● **Exercise requirements**
Would you filter these records and copy every line that has the word "value"?

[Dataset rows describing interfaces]
━━━━━━━━━━

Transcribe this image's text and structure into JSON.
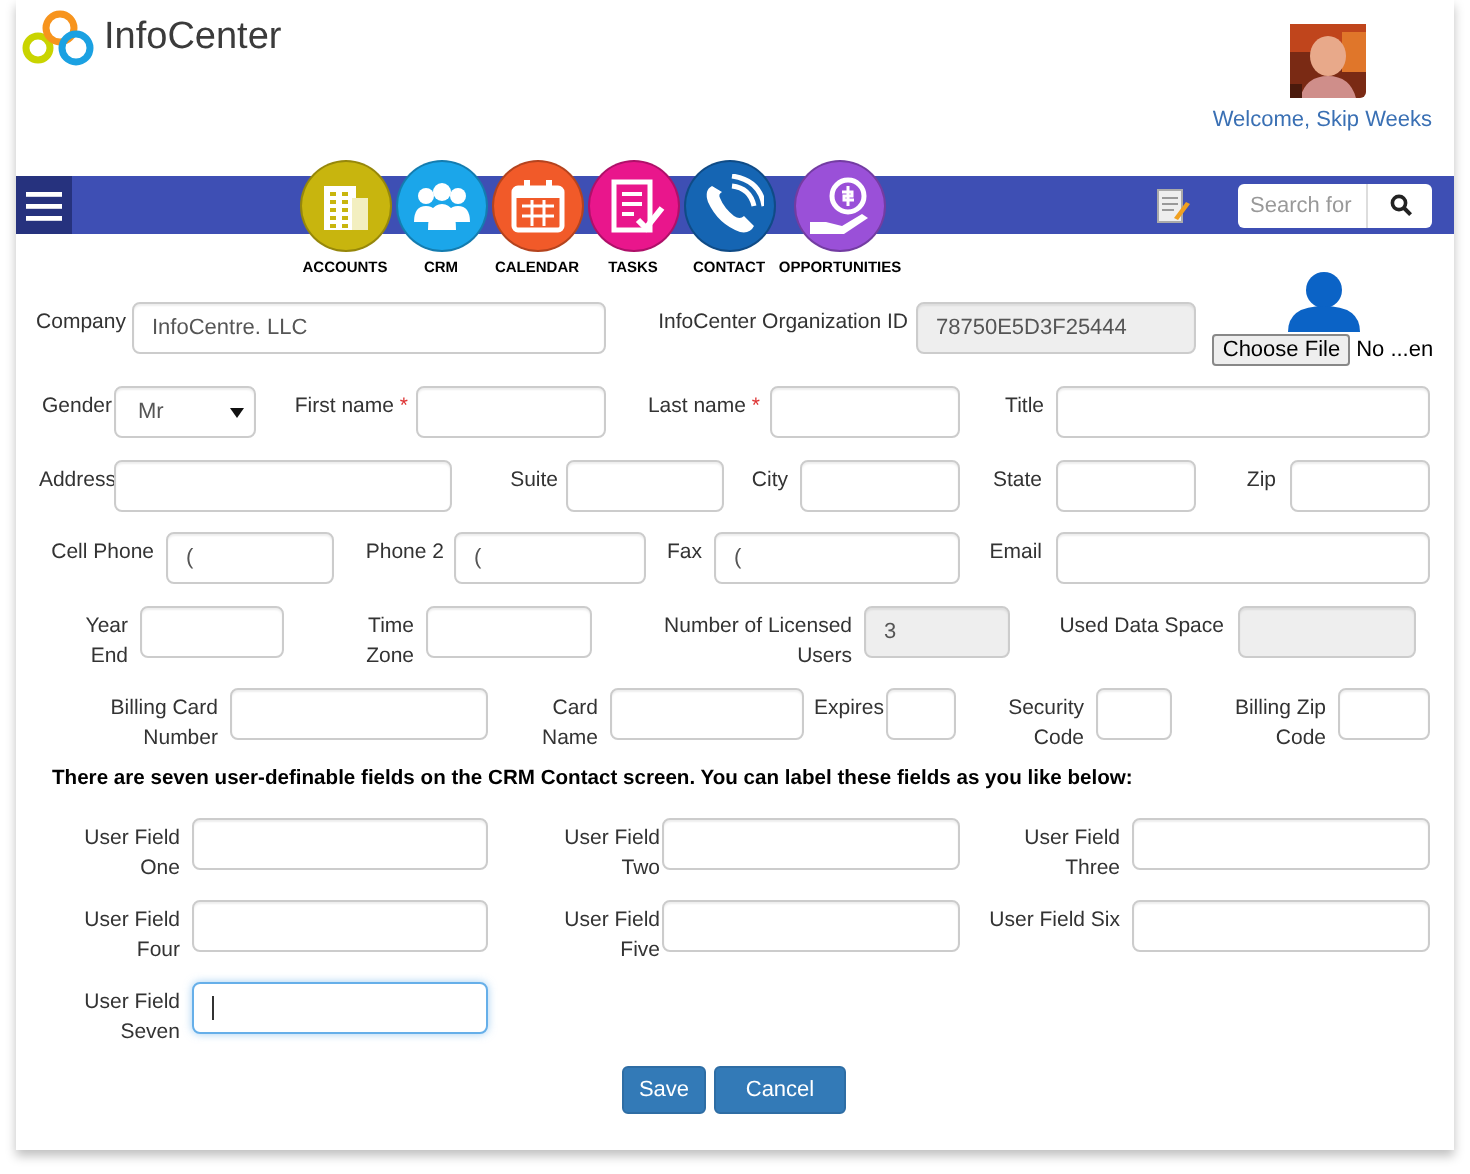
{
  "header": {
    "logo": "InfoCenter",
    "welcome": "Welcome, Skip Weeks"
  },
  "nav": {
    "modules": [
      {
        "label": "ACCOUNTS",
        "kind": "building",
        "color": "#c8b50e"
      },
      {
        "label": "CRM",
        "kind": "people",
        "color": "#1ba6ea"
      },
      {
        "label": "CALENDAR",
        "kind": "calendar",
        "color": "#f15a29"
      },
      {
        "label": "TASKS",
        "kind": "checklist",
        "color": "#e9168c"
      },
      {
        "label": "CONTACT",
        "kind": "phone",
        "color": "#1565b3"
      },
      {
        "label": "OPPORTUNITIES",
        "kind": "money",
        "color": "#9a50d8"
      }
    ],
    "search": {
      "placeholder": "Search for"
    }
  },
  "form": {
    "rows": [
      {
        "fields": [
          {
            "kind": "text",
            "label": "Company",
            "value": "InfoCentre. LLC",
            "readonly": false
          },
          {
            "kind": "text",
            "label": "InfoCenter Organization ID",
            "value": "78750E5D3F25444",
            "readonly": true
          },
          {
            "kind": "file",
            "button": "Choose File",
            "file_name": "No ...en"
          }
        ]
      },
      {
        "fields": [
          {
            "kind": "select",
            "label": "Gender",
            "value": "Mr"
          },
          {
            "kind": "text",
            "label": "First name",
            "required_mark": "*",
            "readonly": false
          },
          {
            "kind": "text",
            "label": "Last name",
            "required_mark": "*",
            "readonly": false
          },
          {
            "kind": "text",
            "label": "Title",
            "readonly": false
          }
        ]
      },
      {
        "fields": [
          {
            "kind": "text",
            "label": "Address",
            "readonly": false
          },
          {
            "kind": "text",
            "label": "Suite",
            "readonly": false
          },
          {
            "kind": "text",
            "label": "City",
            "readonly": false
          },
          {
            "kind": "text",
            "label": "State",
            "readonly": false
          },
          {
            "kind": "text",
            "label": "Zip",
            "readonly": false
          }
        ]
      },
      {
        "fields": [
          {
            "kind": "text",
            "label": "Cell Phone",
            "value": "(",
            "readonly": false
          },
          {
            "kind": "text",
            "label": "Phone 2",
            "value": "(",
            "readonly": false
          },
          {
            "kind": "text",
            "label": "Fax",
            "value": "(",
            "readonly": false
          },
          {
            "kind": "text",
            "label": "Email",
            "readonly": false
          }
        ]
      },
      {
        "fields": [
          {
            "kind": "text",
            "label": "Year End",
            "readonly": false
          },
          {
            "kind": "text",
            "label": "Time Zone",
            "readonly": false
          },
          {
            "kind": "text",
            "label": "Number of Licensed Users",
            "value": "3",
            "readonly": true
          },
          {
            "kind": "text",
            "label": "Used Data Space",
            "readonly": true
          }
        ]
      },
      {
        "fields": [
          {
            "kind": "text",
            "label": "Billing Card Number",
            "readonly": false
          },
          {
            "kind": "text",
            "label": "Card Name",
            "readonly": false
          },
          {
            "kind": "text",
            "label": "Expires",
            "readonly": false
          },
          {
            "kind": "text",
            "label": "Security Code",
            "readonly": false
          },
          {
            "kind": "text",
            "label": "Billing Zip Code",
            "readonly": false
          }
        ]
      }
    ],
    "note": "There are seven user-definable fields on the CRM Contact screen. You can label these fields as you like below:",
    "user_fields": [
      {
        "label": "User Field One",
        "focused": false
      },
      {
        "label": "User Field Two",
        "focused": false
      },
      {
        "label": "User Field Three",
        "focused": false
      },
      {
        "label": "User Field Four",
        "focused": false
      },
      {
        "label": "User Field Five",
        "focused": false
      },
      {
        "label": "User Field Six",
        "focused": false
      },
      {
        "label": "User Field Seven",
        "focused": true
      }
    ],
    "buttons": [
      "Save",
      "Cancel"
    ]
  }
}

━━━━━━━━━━

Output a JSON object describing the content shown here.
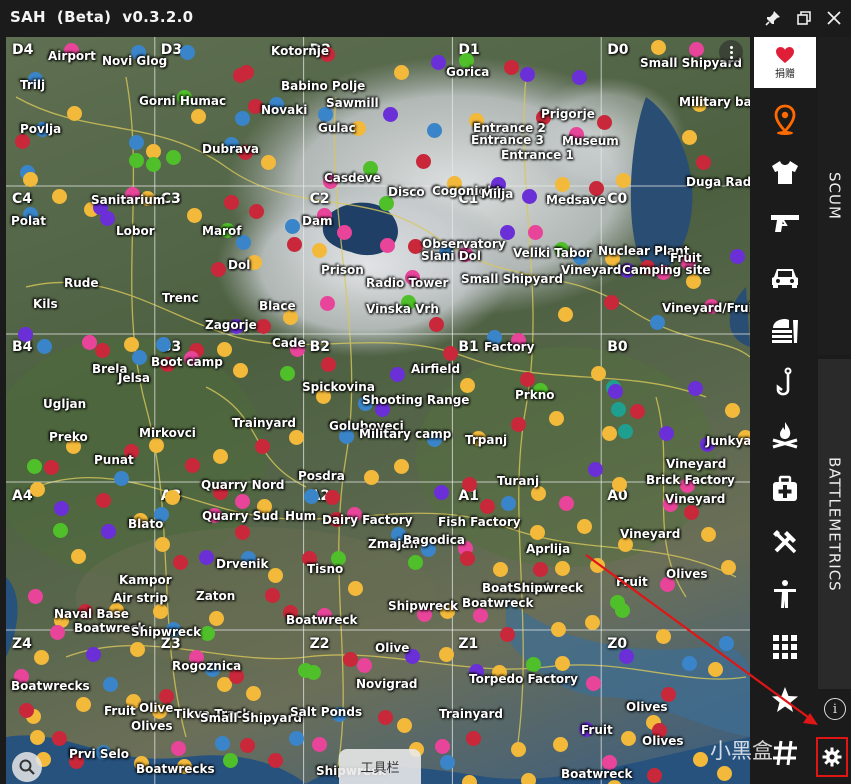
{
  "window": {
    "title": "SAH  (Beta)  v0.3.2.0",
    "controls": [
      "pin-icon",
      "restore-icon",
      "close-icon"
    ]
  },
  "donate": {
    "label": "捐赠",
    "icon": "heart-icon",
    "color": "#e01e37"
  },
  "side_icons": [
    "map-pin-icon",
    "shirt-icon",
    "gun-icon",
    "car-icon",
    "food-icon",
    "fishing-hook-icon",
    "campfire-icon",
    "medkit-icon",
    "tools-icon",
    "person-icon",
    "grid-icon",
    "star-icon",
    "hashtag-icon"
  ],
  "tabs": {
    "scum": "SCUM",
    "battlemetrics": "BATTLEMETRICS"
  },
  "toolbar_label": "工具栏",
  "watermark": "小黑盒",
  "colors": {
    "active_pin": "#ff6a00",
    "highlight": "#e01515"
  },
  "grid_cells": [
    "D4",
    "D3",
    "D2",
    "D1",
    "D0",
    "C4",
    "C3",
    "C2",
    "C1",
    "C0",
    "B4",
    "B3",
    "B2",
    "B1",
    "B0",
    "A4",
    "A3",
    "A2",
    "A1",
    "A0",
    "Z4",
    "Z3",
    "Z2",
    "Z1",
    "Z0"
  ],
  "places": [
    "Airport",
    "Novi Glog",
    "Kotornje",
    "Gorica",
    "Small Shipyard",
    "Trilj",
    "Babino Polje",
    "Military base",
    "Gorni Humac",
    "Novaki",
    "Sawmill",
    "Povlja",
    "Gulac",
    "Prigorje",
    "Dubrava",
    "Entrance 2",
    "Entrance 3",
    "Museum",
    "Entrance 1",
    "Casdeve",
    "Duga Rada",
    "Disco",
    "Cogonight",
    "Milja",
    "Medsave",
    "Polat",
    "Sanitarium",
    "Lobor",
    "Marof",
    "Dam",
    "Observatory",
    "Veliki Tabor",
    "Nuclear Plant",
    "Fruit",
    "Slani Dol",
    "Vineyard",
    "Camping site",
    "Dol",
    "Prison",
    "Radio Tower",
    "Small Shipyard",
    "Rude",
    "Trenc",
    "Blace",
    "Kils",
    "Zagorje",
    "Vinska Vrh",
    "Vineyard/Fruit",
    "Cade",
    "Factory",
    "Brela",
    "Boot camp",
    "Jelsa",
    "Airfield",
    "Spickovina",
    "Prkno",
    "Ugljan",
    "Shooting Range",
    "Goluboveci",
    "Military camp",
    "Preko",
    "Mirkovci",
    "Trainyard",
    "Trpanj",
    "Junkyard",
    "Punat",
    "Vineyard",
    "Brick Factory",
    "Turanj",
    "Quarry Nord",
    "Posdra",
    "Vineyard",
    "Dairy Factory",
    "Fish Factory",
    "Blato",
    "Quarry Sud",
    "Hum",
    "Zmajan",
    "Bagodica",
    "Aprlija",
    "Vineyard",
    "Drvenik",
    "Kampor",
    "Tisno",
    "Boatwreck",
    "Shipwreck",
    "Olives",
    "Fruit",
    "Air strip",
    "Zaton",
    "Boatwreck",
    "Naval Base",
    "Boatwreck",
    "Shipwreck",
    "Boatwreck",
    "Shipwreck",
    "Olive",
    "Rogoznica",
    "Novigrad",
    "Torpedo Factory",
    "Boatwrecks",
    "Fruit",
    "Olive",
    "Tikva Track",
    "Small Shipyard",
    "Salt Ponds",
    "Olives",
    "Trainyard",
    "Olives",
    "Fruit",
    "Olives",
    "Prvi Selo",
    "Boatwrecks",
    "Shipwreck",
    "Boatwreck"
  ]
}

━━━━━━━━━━

● **Response below**
            "value": "InfoCentre. LLC",
            "value": "78750E5D3F25444",
            "value": "Mr"
            "value": "(",
            "value": "(",
            "value": "(",
            "value": "3",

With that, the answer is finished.